About this exercise: The result should be every line of the listing that contains "room".

Top of Data for analysis

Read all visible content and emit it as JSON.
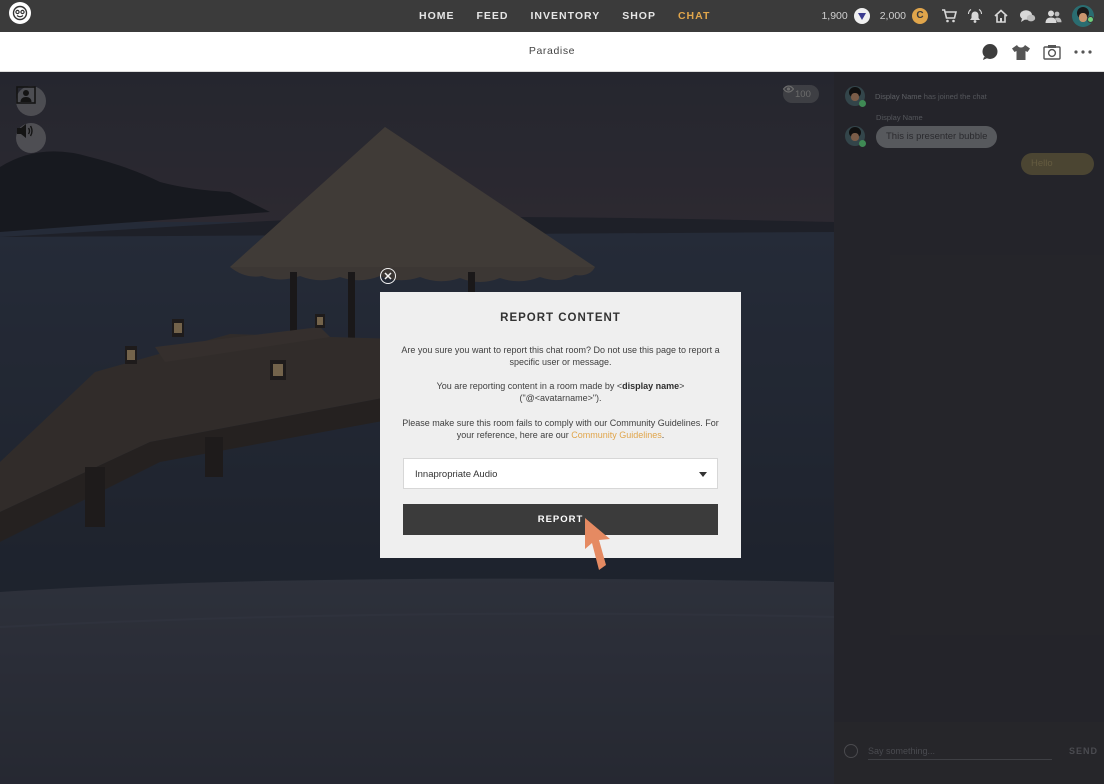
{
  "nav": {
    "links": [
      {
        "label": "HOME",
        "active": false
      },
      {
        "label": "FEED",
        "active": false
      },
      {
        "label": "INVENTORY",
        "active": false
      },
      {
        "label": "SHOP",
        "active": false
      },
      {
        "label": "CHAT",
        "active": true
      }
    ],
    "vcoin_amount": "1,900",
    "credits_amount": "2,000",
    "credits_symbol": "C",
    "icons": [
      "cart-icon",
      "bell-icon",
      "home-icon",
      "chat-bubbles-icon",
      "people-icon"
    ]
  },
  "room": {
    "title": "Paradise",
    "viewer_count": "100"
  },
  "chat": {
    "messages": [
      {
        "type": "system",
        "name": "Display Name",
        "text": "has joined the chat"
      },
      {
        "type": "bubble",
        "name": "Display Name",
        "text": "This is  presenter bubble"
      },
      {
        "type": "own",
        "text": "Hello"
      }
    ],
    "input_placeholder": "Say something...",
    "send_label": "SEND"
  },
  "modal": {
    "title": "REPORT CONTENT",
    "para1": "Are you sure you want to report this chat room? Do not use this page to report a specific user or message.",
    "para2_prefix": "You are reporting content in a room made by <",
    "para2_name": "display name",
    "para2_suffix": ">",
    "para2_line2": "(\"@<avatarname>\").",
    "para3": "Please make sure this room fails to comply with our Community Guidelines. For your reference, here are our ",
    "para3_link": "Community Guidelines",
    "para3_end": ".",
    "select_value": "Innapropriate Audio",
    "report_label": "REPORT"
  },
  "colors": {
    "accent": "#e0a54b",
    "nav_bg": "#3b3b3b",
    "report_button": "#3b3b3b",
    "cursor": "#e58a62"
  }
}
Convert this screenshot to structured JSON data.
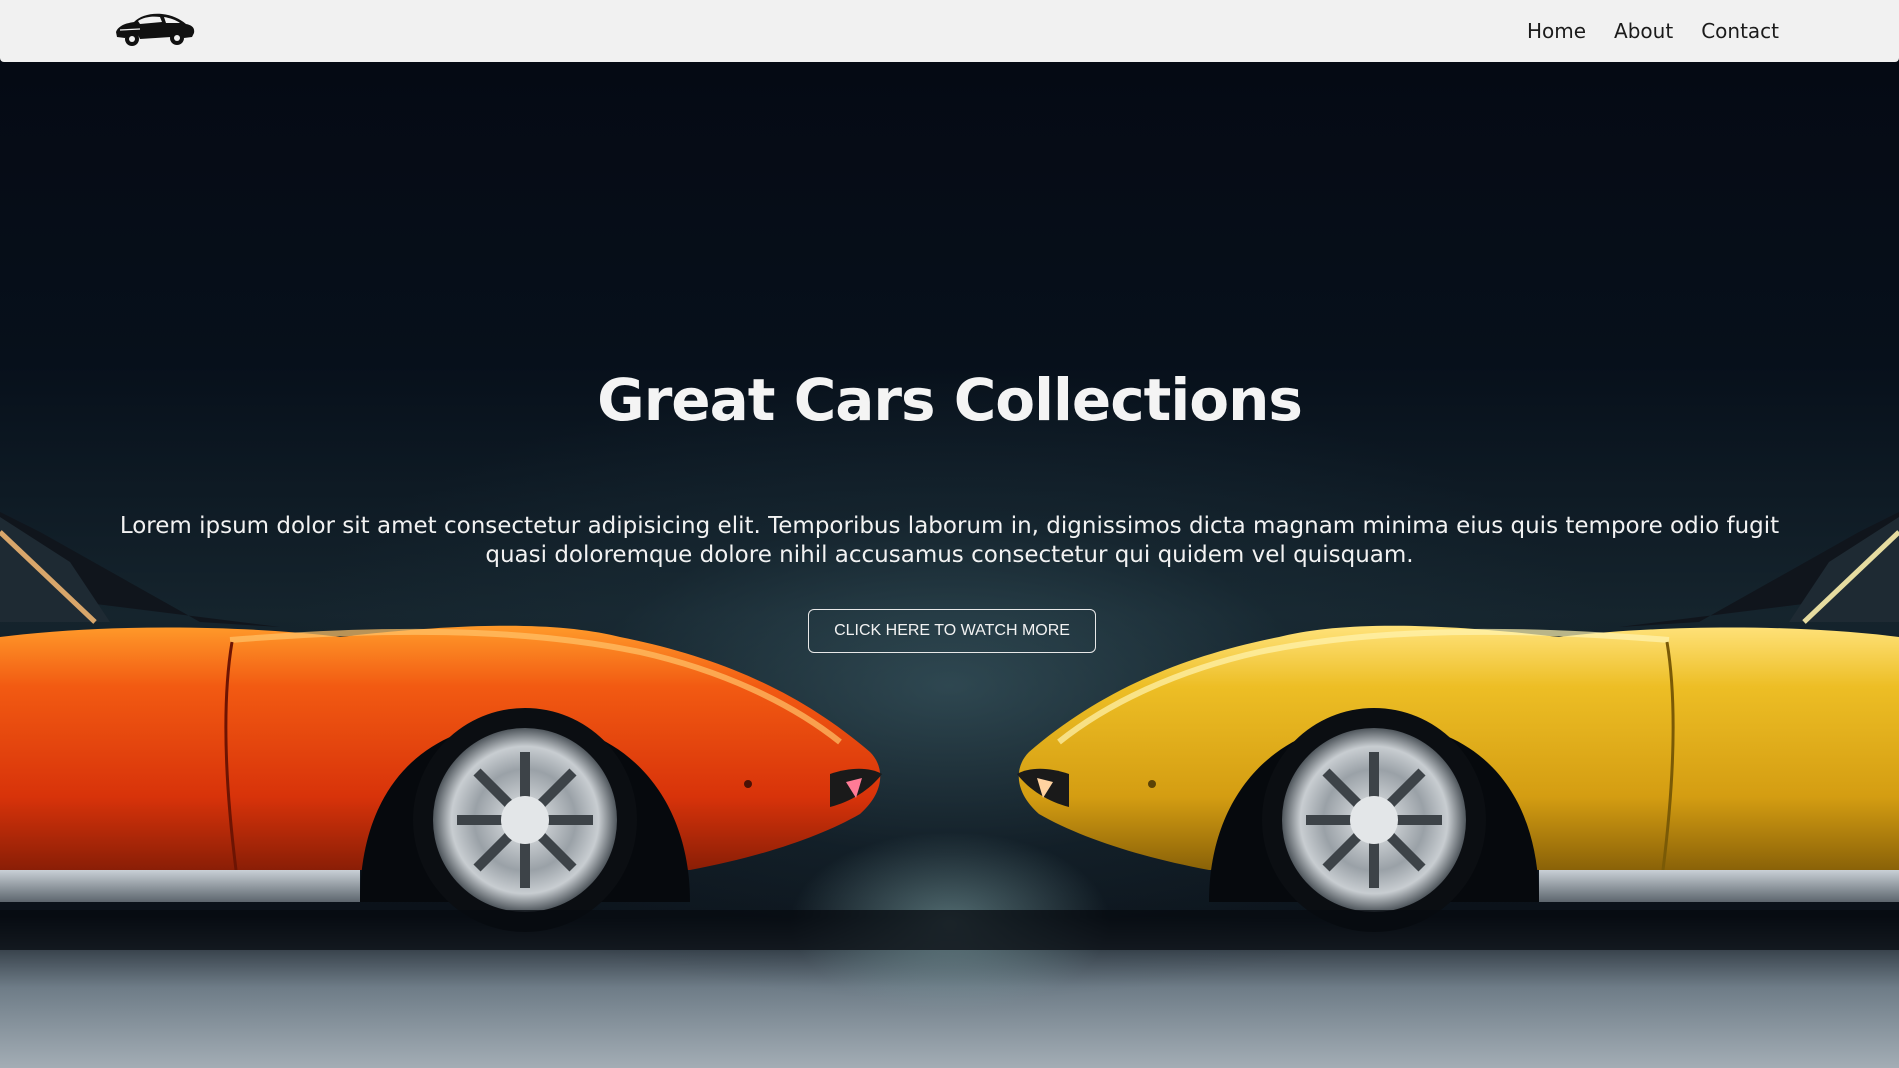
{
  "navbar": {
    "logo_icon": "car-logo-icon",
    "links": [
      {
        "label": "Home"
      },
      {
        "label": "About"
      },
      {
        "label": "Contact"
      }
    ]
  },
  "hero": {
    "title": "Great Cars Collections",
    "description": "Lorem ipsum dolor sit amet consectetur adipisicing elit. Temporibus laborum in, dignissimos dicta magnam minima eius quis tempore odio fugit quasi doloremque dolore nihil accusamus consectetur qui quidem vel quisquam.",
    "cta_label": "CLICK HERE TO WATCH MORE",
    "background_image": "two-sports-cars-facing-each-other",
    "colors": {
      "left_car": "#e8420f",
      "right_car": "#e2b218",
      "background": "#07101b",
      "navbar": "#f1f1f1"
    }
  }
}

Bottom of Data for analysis
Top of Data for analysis

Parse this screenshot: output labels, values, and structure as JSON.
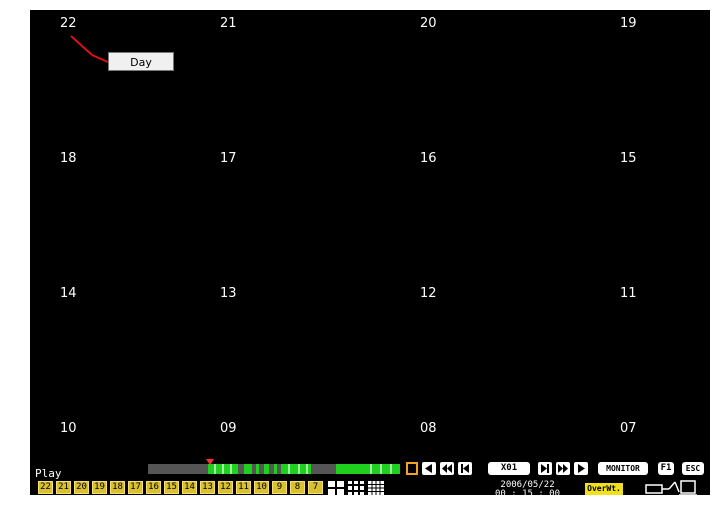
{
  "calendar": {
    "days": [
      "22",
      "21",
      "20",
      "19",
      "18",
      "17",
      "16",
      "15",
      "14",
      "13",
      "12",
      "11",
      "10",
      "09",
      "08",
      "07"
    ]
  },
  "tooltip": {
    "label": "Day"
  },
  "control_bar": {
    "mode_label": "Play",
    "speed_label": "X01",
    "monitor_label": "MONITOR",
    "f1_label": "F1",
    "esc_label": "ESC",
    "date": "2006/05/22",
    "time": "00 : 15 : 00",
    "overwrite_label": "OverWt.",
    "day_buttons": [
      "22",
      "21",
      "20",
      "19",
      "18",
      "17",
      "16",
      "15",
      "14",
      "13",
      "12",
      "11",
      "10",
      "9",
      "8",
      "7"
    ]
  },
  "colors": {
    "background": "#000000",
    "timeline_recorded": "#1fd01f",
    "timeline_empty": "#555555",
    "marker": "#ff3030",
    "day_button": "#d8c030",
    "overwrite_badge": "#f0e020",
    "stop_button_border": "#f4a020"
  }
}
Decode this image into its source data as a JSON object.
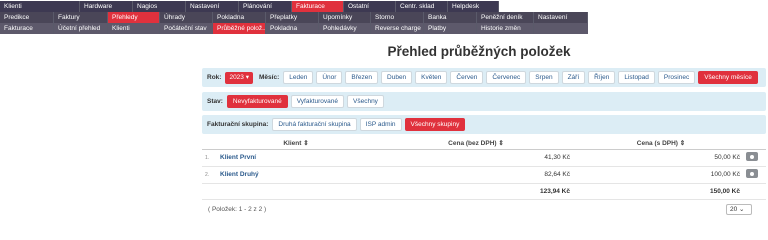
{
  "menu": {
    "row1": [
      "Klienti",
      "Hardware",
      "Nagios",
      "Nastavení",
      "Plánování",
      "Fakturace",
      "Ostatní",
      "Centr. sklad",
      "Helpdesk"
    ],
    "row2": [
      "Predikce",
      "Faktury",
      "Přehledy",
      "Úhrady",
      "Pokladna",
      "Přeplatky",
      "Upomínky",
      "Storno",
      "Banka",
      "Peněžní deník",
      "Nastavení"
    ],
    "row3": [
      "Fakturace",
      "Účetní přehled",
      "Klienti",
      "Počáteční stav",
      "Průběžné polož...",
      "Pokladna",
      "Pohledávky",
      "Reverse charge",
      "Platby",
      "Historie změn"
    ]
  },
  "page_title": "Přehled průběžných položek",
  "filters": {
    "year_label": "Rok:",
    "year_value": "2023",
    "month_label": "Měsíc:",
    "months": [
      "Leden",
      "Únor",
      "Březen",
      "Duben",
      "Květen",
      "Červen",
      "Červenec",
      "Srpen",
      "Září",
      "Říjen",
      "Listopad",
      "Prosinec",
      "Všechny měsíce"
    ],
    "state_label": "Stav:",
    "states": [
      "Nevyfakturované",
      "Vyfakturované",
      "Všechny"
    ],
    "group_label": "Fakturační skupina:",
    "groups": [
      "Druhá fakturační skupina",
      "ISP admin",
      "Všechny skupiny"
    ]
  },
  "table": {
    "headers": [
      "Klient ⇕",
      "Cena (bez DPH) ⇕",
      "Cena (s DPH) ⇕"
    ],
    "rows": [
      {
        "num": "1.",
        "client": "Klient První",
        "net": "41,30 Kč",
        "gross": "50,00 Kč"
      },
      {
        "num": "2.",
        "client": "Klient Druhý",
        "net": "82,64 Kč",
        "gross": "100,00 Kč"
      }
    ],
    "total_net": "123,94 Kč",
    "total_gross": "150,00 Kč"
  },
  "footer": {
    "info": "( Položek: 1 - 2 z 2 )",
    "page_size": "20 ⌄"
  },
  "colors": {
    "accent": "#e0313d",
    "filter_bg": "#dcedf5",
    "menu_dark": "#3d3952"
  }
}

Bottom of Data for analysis
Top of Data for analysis

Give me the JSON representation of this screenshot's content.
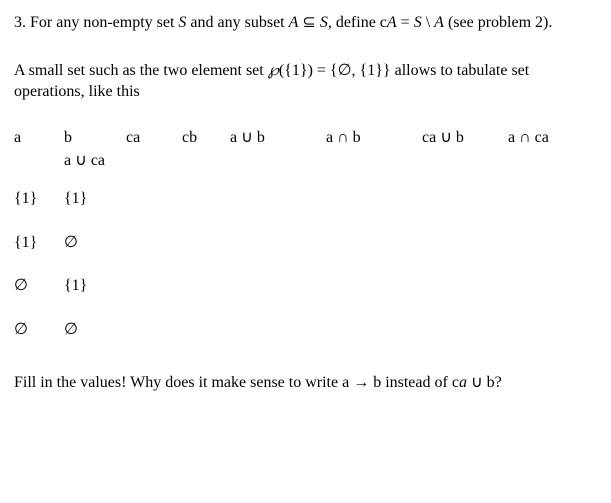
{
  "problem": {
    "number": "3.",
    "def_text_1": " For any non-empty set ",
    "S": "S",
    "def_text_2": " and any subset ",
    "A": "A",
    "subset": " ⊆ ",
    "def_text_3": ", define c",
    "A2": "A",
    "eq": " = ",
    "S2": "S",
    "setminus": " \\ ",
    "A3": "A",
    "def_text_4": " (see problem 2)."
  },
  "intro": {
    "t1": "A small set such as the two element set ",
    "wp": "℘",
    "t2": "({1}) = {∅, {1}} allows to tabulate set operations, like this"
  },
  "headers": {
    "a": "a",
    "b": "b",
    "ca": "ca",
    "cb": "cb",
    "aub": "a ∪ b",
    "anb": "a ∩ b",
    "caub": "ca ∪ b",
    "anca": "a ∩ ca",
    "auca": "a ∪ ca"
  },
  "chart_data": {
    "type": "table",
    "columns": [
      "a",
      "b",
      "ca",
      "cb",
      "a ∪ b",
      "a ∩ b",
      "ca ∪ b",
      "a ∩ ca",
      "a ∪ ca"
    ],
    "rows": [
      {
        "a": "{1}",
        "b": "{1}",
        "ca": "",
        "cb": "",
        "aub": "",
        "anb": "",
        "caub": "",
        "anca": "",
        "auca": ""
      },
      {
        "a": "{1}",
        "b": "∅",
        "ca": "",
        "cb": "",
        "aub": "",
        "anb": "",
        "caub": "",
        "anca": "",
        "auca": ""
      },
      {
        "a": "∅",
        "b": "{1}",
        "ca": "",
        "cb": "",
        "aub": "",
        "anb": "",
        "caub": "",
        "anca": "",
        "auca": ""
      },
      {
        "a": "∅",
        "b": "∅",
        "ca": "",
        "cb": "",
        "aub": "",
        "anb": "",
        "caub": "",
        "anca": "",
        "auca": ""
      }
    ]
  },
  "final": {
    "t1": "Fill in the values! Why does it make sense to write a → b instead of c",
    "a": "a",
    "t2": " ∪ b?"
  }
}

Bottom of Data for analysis

Reply to the exercise:
  "room": {
    "para1": "Are you sure you want to report this chat room? Do not use this page to report a specific user or message.",
    "para2_prefix": "You are reporting content in a room made by <",
    "para3": "Please make sure this room fails to comply with our Community Guidelines. For your reference, here are our ",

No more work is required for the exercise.